C. Thehigh temperatures can be some- what reduced by longer pre-heattimes. Rework temperatures alsoare affected, with some parts reach-ing 280
C. Components need tobe qualiﬁed for these higher tem-peratures, and some non-qualiﬁedcomponents may actually requirehand assembly, with relevant ad- junctive and unpredictable costs.
Optical inspection issues
Inspecting Lead-free solder termi-nations is fundamentally no differ-ent than inspecting a conventionalleaded joint. The image of a Lead-free joint is similar in appearanceto that of a traditional Tin-lead joint. The key to inspecting ei-ther type of solder is an inspec-tion mechanism that can correctlymeasure the visual attributes of each image type.However, there are some differ-ences in the visual appearance be-tween Lead-free and leaded solder joints that can affect AOI systems.Lead-free solder joints are typicallymore striated and rough than cor-responding lead joints, due to thephase transition from liquid tosolid. As a result the joints may ap-pear slightly duller and uneven. Also, Lead-free solder has a highersurface tension and does not ﬂowas readily as leaded solder, causinga slightly different-shaped ﬁllet.These visual differences will prob-ably require a recalibration of AOIequipment and software. For ex-ample, automatically learned passlevels in some AOI systems maybe slightly different for Lead-free joints.If a company is currently usinghuman inspectors and consideringmoving to AOI, now may be a logi-cal time to deploy these systems
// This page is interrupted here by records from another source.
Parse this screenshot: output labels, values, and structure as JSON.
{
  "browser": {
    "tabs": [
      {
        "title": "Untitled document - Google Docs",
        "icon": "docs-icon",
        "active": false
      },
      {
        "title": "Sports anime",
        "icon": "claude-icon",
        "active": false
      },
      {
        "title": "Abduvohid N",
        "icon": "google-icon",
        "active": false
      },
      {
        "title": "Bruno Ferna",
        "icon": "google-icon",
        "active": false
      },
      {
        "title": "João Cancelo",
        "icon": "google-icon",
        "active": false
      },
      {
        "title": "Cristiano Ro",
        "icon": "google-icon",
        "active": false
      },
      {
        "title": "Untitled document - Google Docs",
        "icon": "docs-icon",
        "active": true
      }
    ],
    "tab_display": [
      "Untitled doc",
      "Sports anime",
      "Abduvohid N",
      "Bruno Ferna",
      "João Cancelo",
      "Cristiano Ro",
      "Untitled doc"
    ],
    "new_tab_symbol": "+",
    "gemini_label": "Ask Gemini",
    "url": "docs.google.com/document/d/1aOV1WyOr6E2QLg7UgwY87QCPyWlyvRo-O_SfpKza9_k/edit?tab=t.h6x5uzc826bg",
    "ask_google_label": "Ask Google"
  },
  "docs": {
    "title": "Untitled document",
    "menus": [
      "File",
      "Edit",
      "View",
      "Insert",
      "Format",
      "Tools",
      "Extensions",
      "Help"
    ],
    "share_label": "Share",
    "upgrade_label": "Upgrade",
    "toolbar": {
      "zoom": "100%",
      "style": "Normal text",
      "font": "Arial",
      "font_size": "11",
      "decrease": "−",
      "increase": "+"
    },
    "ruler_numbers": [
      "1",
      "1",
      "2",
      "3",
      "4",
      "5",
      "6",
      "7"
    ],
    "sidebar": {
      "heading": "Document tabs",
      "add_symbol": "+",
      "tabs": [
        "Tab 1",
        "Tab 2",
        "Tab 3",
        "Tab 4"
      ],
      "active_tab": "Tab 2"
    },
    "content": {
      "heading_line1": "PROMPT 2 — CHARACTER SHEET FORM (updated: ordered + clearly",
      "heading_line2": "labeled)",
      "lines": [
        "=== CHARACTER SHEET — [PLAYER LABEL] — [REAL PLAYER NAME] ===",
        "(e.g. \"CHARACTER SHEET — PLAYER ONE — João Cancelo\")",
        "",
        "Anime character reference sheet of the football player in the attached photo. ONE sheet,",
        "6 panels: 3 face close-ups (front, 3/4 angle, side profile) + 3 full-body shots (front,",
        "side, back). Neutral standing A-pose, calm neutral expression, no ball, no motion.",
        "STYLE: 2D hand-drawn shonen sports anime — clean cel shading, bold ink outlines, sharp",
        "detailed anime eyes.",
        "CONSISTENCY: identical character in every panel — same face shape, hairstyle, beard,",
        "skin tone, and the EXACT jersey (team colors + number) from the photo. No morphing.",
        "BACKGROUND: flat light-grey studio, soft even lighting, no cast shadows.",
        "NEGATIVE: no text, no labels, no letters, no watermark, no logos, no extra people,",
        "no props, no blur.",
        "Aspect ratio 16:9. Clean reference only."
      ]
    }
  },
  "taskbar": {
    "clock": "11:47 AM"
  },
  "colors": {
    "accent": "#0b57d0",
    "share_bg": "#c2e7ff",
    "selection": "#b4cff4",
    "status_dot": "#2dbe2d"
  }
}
Switching To Lead-Free Solder:Test And Inspection Issues
by Michael J. Smith,Teradyne